Watching the river floe:
“Newport 1912: Bitterly cold temperatures had left the White River a mass of frozen, broken ice flows, impeding river navigation but providing a photo subject for this postcard.”
A reader who saw complected in print says she thought that complexioned was the correct word. “Which one should I use?”
You’re safer with complexioned. Success With Words says of complected, “This adjective means ‘having a certain color of complexion,’ as dark-complected; light-complected.” It is a back-formation from complexion. Although complected is a perfectly reasonable, even useful, word, it remains informal or dialectal and is not accepted in formal standard usage.”
“David Eisenhower — the namesake of Camp David — is director of the Institute for Public Service …” Random House says that namesake is “a person named after another” or “a person having the same name as another.” Assuming that namesake can be extended to places, Camp David would be the namesake of David Eisenhower, not the other way around. He wasn’t named for the camp, the camp was named for him.
“Daniels said he worked with the 39th Infantry Brigade to try to make sure no Arkansas soldier in Iraq was disenfranchised as a result of the lawsuit.”
What’s the difference between disenfranchised and disfranchised? There is none, except for the spelling. Garner’s Dictionary of Modern American Usage says:
“Though disfranchise has long been favored, disenfranchise is now more than 20 times as common. It’s the standard term meaning ‘to deprive of the right to exercise a franchise or privilege, especially to vote.’ ”
An odd entry. The word that’s “favored” is used only one-twentieth as much as the other? I suppose Bryan A. Garner means that disfranchised has long been favored by usage authorities such as himself.

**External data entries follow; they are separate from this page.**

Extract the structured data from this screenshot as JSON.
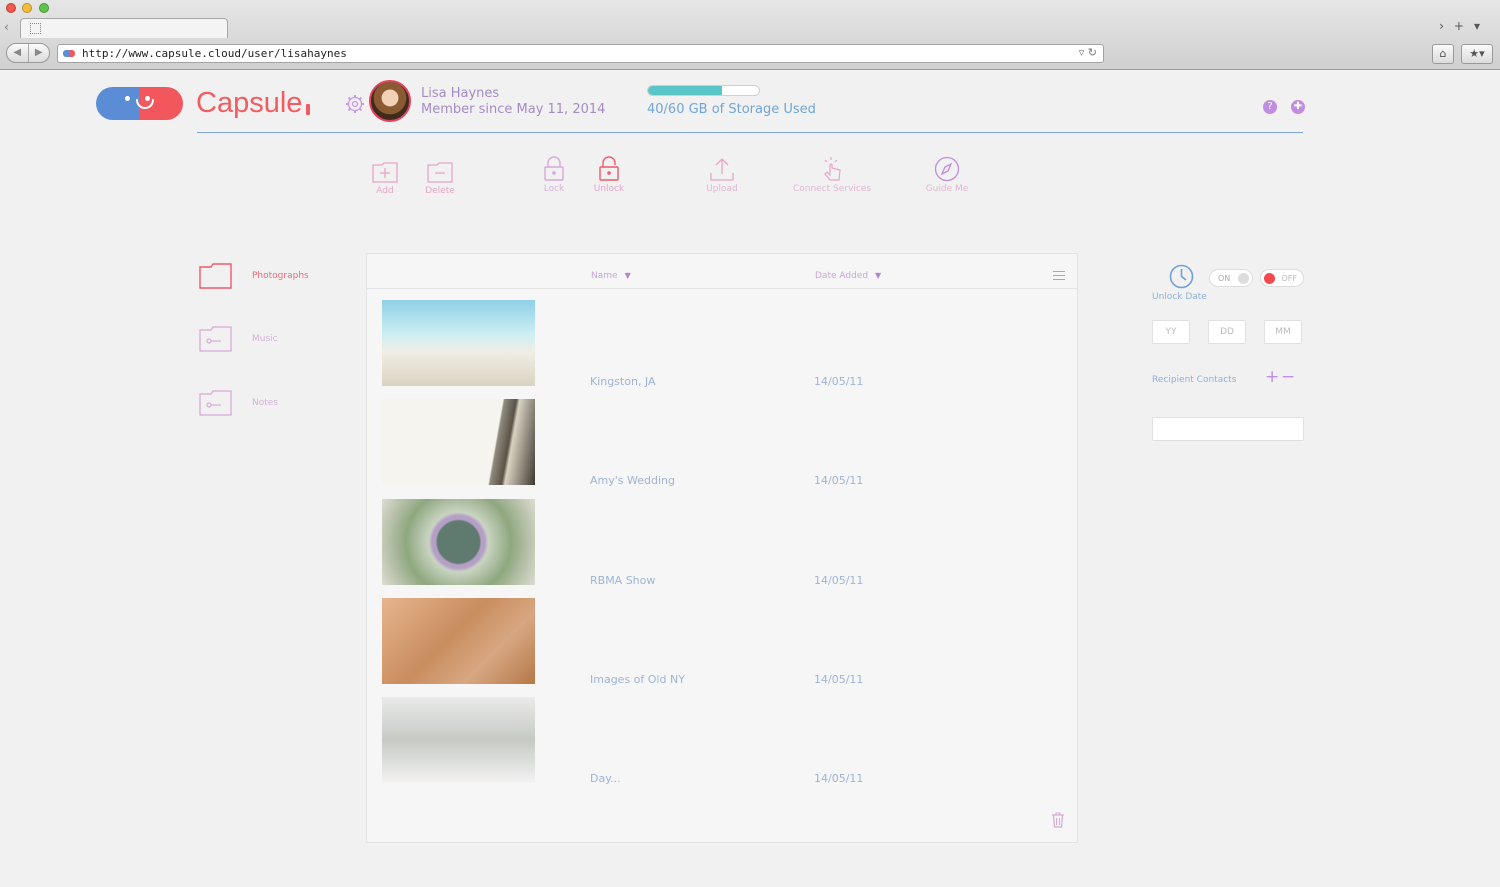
{
  "browser": {
    "url": "http://www.capsule.cloud/user/lisahaynes"
  },
  "app": {
    "brand": "Capsule",
    "user_name": "Lisa Haynes",
    "member_since": "Member since May 11, 2014",
    "storage_text": "40/60 GB of Storage Used",
    "storage_used_fraction": 0.667
  },
  "toolbar": {
    "add": "Add",
    "delete": "Delete",
    "lock": "Lock",
    "unlock": "Unlock",
    "upload": "Upload",
    "connect": "Connect Services",
    "guide": "Guide Me"
  },
  "folders": [
    {
      "label": "Photographs"
    },
    {
      "label": "Music"
    },
    {
      "label": "Notes"
    }
  ],
  "table": {
    "col_name": "Name",
    "col_date": "Date Added",
    "rows": [
      {
        "name": "Kingston, JA",
        "date": "14/05/11"
      },
      {
        "name": "Amy's Wedding",
        "date": "14/05/11"
      },
      {
        "name": "RBMA Show",
        "date": "14/05/11"
      },
      {
        "name": "Images of Old NY",
        "date": "14/05/11"
      },
      {
        "name": "Day...",
        "date": "14/05/11"
      }
    ]
  },
  "settings": {
    "unlock_date": "Unlock Date",
    "on": "ON",
    "off": "OFF",
    "yy": "YY",
    "dd": "DD",
    "mm": "MM",
    "recipient_contacts": "Recipient Contacts"
  },
  "colors": {
    "brand_red": "#f25c60",
    "brand_blue": "#5a8dd6",
    "accent_purple": "#c08de0",
    "storage_fill": "#59c6c7"
  }
}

And certainly not in wilderness areas:
“German court says no to data mining.”
A wise decision. When all our data is exhausted, what will we do then?